* [Data records]

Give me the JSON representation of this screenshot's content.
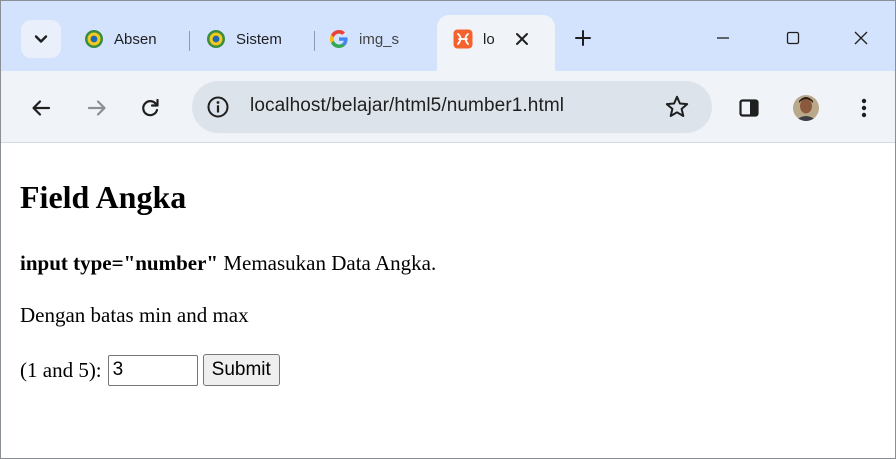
{
  "tabs": [
    {
      "title": "Absen"
    },
    {
      "title": "Sistem"
    },
    {
      "title": "img_s"
    },
    {
      "title": "lo"
    }
  ],
  "address_bar": {
    "url": "localhost/belajar/html5/number1.html"
  },
  "page": {
    "heading": "Field Angka",
    "intro_bold": "input type=\"number\"",
    "intro_text": " Memasukan Data Angka.",
    "note": "Dengan batas min and max",
    "field_label": "(1 and 5):",
    "field_value": "3",
    "submit_label": "Submit"
  },
  "colors": {
    "tabstrip": "#d3e3fd",
    "toolbar": "#f0f4f9",
    "omnibox": "#dde3ea",
    "xampp_orange": "#f4632e"
  },
  "icons": [
    "tab-search-icon",
    "seal-icon",
    "google-icon",
    "xampp-icon",
    "close-icon",
    "plus-icon",
    "minimize-icon",
    "maximize-icon",
    "close-window-icon",
    "back-arrow-icon",
    "forward-arrow-icon",
    "reload-icon",
    "site-info-icon",
    "star-icon",
    "side-panel-icon",
    "profile-avatar",
    "kebab-menu-icon"
  ]
}
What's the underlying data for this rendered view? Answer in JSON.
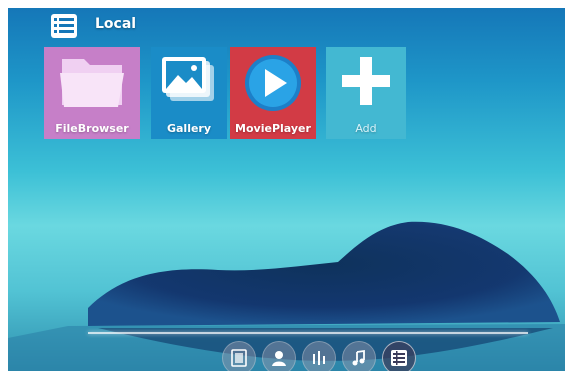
{
  "header": {
    "title": "Local",
    "icon": "list-grid-icon"
  },
  "tiles": [
    {
      "label": "FileBrowser",
      "icon": "folder-icon",
      "color": "#c67fc8"
    },
    {
      "label": "Gallery",
      "icon": "image-stack-icon",
      "color": "#1a8cc7"
    },
    {
      "label": "MoviePlayer",
      "icon": "play-circle-icon",
      "color": "#d23b45"
    },
    {
      "label": "Add",
      "icon": "plus-icon",
      "color": "#43b8d2"
    }
  ],
  "dock": [
    {
      "icon": "film-icon",
      "active": false
    },
    {
      "icon": "person-icon",
      "active": false
    },
    {
      "icon": "equalizer-icon",
      "active": false
    },
    {
      "icon": "music-note-icon",
      "active": false
    },
    {
      "icon": "list-grid-icon",
      "active": true
    }
  ]
}
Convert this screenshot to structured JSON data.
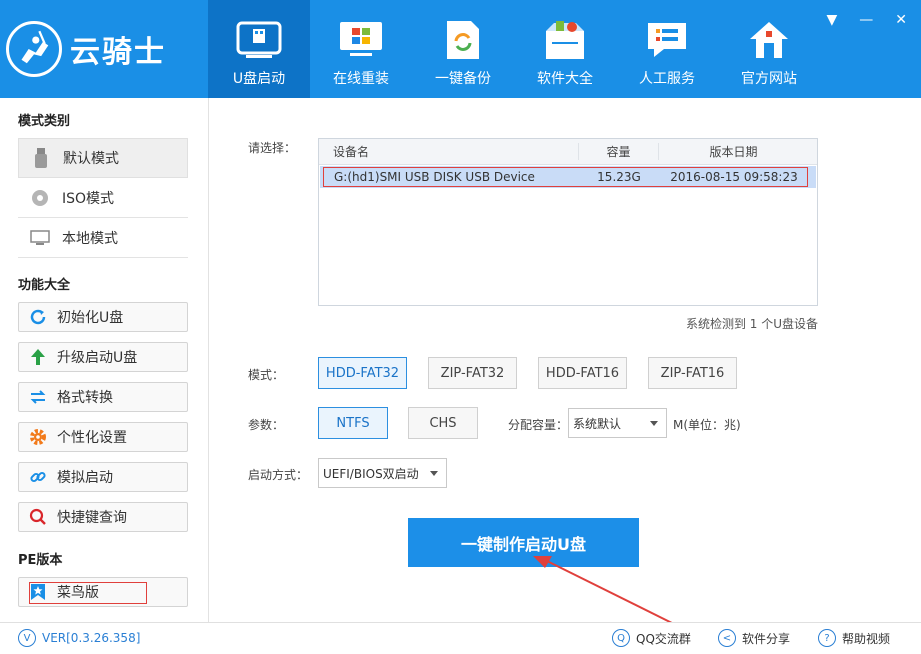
{
  "app": {
    "brand": "云骑士",
    "window_controls": {
      "menu": "▼",
      "minimize": "—",
      "close": "✕"
    }
  },
  "nav": [
    {
      "label": "U盘启动",
      "icon": "usb-drive-icon",
      "active": true
    },
    {
      "label": "在线重装",
      "icon": "windows-monitor-icon",
      "active": false
    },
    {
      "label": "一键备份",
      "icon": "backup-icon",
      "active": false
    },
    {
      "label": "软件大全",
      "icon": "software-box-icon",
      "active": false
    },
    {
      "label": "人工服务",
      "icon": "chat-service-icon",
      "active": false
    },
    {
      "label": "官方网站",
      "icon": "home-icon",
      "active": false
    }
  ],
  "sidebar": {
    "mode_title": "模式类别",
    "modes": [
      {
        "label": "默认模式",
        "icon": "usb-stick-icon",
        "selected": true
      },
      {
        "label": "ISO模式",
        "icon": "disc-icon",
        "selected": false
      },
      {
        "label": "本地模式",
        "icon": "monitor-icon",
        "selected": false
      }
    ],
    "func_title": "功能大全",
    "functions": [
      {
        "label": "初始化U盘",
        "icon": "refresh-icon"
      },
      {
        "label": "升级启动U盘",
        "icon": "arrow-up-icon"
      },
      {
        "label": "格式转换",
        "icon": "swap-arrows-icon"
      },
      {
        "label": "个性化设置",
        "icon": "gear-icon"
      },
      {
        "label": "模拟启动",
        "icon": "link-icon"
      },
      {
        "label": "快捷键查询",
        "icon": "search-icon"
      }
    ],
    "pe_title": "PE版本",
    "pe_items": [
      {
        "label": "菜鸟版",
        "icon": "bookmark-star-icon"
      }
    ]
  },
  "main": {
    "select_label": "请选择：",
    "table": {
      "headers": [
        "设备名",
        "容量",
        "版本日期"
      ],
      "rows": [
        {
          "name": "G:(hd1)SMI USB DISK USB Device",
          "capacity": "15.23G",
          "date": "2016-08-15 09:58:23"
        }
      ]
    },
    "detected": "系统检测到 1 个U盘设备",
    "mode_label": "模式：",
    "modes": [
      "HDD-FAT32",
      "ZIP-FAT32",
      "HDD-FAT16",
      "ZIP-FAT16"
    ],
    "param_label": "参数：",
    "params": [
      "NTFS",
      "CHS"
    ],
    "alloc_label": "分配容量：",
    "alloc_value": "系统默认",
    "alloc_unit": "M(单位：兆)",
    "boot_label": "启动方式：",
    "boot_value": "UEFI/BIOS双启动",
    "make_button": "一键制作启动U盘"
  },
  "footer": {
    "version": "VER[0.3.26.358]",
    "qq_group": "QQ交流群",
    "share": "软件分享",
    "help_video": "帮助视频"
  },
  "colors": {
    "header_bg": "#1a8fe6",
    "nav_active_bg": "#0d73c7",
    "primary_button": "#1c8fe8",
    "selection_outline": "#e0403c"
  }
}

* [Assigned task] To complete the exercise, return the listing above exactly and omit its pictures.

* [Reply]
Give me the JSON representation of this screenshot's content.
{
  "tabs": [
    {
      "title": "Absen"
    },
    {
      "title": "Sistem"
    },
    {
      "title": "img_s"
    },
    {
      "title": "lo"
    }
  ],
  "address_bar": {
    "url": "localhost/belajar/html5/number1.html"
  },
  "page": {
    "heading": "Field Angka",
    "intro_bold": "input type=\"number\"",
    "intro_text": " Memasukan Data Angka.",
    "note": "Dengan batas min and max",
    "field_label": "(1 and 5):",
    "field_value": "3",
    "submit_label": "Submit"
  },
  "colors": {
    "tabstrip": "#d3e3fd",
    "toolbar": "#f0f4f9",
    "omnibox": "#dde3ea",
    "xampp_orange": "#f4632e"
  },
  "icons": [
    "tab-search-icon",
    "seal-icon",
    "google-icon",
    "xampp-icon",
    "close-icon",
    "plus-icon",
    "minimize-icon",
    "maximize-icon",
    "close-window-icon",
    "back-arrow-icon",
    "forward-arrow-icon",
    "reload-icon",
    "site-info-icon",
    "star-icon",
    "side-panel-icon",
    "profile-avatar",
    "kebab-menu-icon"
  ]
}
What's the underlying data for this rendered view? Answer in JSON.
{
  "header": {
    "title": "Local",
    "icon": "list-grid-icon"
  },
  "tiles": [
    {
      "label": "FileBrowser",
      "icon": "folder-icon",
      "color": "#c67fc8"
    },
    {
      "label": "Gallery",
      "icon": "image-stack-icon",
      "color": "#1a8cc7"
    },
    {
      "label": "MoviePlayer",
      "icon": "play-circle-icon",
      "color": "#d23b45"
    },
    {
      "label": "Add",
      "icon": "plus-icon",
      "color": "#43b8d2"
    }
  ],
  "dock": [
    {
      "icon": "film-icon",
      "active": false
    },
    {
      "icon": "person-icon",
      "active": false
    },
    {
      "icon": "equalizer-icon",
      "active": false
    },
    {
      "icon": "music-note-icon",
      "active": false
    },
    {
      "icon": "list-grid-icon",
      "active": true
    }
  ]
}
Convert this screenshot to structured JSON data.
{
  "app": {
    "brand": "云骑士",
    "window_controls": {
      "menu": "▼",
      "minimize": "—",
      "close": "✕"
    }
  },
  "nav": [
    {
      "label": "U盘启动",
      "icon": "usb-drive-icon",
      "active": true
    },
    {
      "label": "在线重装",
      "icon": "windows-monitor-icon",
      "active": false
    },
    {
      "label": "一键备份",
      "icon": "backup-icon",
      "active": false
    },
    {
      "label": "软件大全",
      "icon": "software-box-icon",
      "active": false
    },
    {
      "label": "人工服务",
      "icon": "chat-service-icon",
      "active": false
    },
    {
      "label": "官方网站",
      "icon": "home-icon",
      "active": false
    }
  ],
  "sidebar": {
    "mode_title": "模式类别",
    "modes": [
      {
        "label": "默认模式",
        "icon": "usb-stick-icon",
        "selected": true
      },
      {
        "label": "ISO模式",
        "icon": "disc-icon",
        "selected": false
      },
      {
        "label": "本地模式",
        "icon": "monitor-icon",
        "selected": false
      }
    ],
    "func_title": "功能大全",
    "functions": [
      {
        "label": "初始化U盘",
        "icon": "refresh-icon"
      },
      {
        "label": "升级启动U盘",
        "icon": "arrow-up-icon"
      },
      {
        "label": "格式转换",
        "icon": "swap-arrows-icon"
      },
      {
        "label": "个性化设置",
        "icon": "gear-icon"
      },
      {
        "label": "模拟启动",
        "icon": "link-icon"
      },
      {
        "label": "快捷键查询",
        "icon": "search-icon"
      }
    ],
    "pe_title": "PE版本",
    "pe_items": [
      {
        "label": "菜鸟版",
        "icon": "bookmark-star-icon"
      }
    ]
  },
  "main": {
    "select_label": "请选择：",
    "table": {
      "headers": [
        "设备名",
        "容量",
        "版本日期"
      ],
      "rows": [
        {
          "name": "G:(hd1)SMI USB DISK USB Device",
          "capacity": "15.23G",
          "date": "2016-08-15 09:58:23"
        }
      ]
    },
    "detected": "系统检测到 1 个U盘设备",
    "mode_label": "模式：",
    "modes": [
      "HDD-FAT32",
      "ZIP-FAT32",
      "HDD-FAT16",
      "ZIP-FAT16"
    ],
    "param_label": "参数：",
    "params": [
      "NTFS",
      "CHS"
    ],
    "alloc_label": "分配容量：",
    "alloc_value": "系统默认",
    "alloc_unit": "M(单位：兆)",
    "boot_label": "启动方式：",
    "boot_value": "UEFI/BIOS双启动",
    "make_button": "一键制作启动U盘"
  },
  "footer": {
    "version": "VER[0.3.26.358]",
    "qq_group": "QQ交流群",
    "share": "软件分享",
    "help_video": "帮助视频"
  },
  "colors": {
    "header_bg": "#1a8fe6",
    "nav_active_bg": "#0d73c7",
    "primary_button": "#1c8fe8",
    "selection_outline": "#e0403c"
  }
}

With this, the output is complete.